The first week of immersion into the culture and history of South Africa was an essential part of the overall experience. Going to Soweto and Nelson Mandela’s homeland area was an eye opener. Its one thing seeing the images on the TV but a totally different experience being there and talking to South Africans both young and old about the struggles of the country.

To pick one highlight is an impossible task – I am currently looking through a thousand photographs and 500 films that I took to find the best ones to put online – the thing is that I love everyone of them and every shot and every frame brings a golden moment flooding back:

Katie Oswell (U.K) and Nosisi Mavel (S.A) doing an impromptu opera duet, Bongi Fumba teaching African Dance, Writing comedy sketches with the poet Ian Horn, People dancing to my compositions, The workshop with the kids at Spandau school, Visiting the home of Steve BikoThe list goes on (and on)

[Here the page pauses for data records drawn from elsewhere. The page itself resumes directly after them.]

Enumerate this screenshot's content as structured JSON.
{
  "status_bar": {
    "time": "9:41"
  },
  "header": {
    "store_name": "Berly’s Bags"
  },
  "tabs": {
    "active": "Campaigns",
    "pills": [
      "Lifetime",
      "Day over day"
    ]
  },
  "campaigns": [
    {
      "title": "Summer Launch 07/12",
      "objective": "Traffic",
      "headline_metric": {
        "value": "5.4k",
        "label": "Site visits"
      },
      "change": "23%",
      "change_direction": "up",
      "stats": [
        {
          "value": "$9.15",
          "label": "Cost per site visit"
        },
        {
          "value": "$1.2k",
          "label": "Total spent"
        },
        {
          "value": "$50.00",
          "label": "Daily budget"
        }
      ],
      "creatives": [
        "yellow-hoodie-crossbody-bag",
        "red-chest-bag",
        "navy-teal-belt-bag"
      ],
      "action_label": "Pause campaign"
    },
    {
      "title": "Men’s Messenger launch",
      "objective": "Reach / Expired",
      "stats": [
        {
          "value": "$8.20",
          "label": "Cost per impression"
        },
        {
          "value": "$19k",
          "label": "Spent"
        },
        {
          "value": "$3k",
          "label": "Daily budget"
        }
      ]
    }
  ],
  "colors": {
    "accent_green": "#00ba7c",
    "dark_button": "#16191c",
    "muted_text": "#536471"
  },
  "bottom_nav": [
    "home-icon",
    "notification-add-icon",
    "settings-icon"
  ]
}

People ask me if the trip was ‘life changing’? And my honest answer is that I don’t know. What I do know is that it has reawakened a level of spontaneity and creativity that I haven’t come close to in 20 years. I am more confident in my abilities because I can deliver the highest quality really quickly when the pressure is on. I am better at what I do as a result of the experience and I am sure the group of fellow international artists who joined me on the journey feel the same about their own creative practice.

So I will be posting videos and photos on http://www.facebook.com/goodvoodoomusic on a regular basis, so look, listen, enjoy and get in touch.

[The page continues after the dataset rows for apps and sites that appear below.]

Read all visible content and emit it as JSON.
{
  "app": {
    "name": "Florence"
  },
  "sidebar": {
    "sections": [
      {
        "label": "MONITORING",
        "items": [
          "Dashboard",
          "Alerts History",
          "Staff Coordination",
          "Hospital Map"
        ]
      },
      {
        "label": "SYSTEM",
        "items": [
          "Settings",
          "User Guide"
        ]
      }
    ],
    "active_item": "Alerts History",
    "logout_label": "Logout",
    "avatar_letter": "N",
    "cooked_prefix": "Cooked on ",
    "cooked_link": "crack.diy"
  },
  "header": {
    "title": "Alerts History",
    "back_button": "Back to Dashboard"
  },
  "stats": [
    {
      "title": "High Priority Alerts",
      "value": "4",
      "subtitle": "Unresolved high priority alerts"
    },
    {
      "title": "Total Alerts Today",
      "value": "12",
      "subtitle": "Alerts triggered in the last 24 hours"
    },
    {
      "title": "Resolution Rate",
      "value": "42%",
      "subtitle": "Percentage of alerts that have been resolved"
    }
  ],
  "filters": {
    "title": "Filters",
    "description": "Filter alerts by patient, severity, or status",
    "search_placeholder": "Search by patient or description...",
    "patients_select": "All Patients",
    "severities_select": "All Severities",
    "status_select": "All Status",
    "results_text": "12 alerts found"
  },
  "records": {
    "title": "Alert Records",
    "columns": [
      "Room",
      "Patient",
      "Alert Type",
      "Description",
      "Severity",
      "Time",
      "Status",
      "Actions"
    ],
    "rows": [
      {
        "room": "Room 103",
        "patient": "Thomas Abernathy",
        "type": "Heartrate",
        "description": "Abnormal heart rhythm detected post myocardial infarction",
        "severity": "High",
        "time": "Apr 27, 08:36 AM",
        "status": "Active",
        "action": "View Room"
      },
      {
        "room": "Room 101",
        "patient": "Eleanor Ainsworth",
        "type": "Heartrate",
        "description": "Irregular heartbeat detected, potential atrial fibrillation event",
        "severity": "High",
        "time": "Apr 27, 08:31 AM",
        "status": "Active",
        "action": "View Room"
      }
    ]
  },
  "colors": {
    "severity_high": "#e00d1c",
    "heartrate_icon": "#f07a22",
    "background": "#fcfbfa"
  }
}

Dominic Nelson-Ashley

Good Voodoo Music

The Art of being an Artist by Dominic Nelson-Ashley

As well as looking at motivations, goals and expectations of creative people as part of my Post graduate studies I have been working with singers, remixers, digital artists and a range of other creatives in different stages of their creative careers for my music business Good Voodoo Music http://www.goodvoodoomusic.com

In my opinion,there are three key factors within the control of an artist in acheiving their desired goals: raw talent, honing that talent and the personal qualities of the arist. Have they got a professional attitude? Are they driven? Do they surround themselves with positive people to help support their artistry? Does the artist abuse their talent or let it go to waste?

It could be argued that the qualities of the person are more important than the raw talent. Everybody is creative to some degree and everybody is talented at something. I always quote the example of Amy Winehouse. She had the raw talent, there was a development in her talent  but did she have a professional atitude? Did she surround herself with positive minded people? Did she abuse her body? If she had lived her voice would ultimately have suffered due to her lifestyle. One only has to compare Whitney Houston’s current vocal ability to her earlier vocal prowess as an indicator as to the probable decline of Amy had she lived.

I have woirked with potentially great artists who didnt want a career in the music industry badly enough to put in the hard yards and those who were less talented but had the determination to do what had to be done.

So what advice would I give to any person who is serious about their creative endeavours?

Walk like you are the embodiement of your art form – live it, breathe it.Constantly develop your abilities on a structered basis – trying it in an adhoc way leaves too many things to chance especially with the busy lives that many of us lead. Be nice and have a professional attitude with your dealings with others (even if there is no money to be made) because you never know where your big break is going to come from. And perhaps most importantly, have a goal (or set of goals) you want to achieve and you may find that all the other things fall into place naturally.

Dominic Nelson-Ashley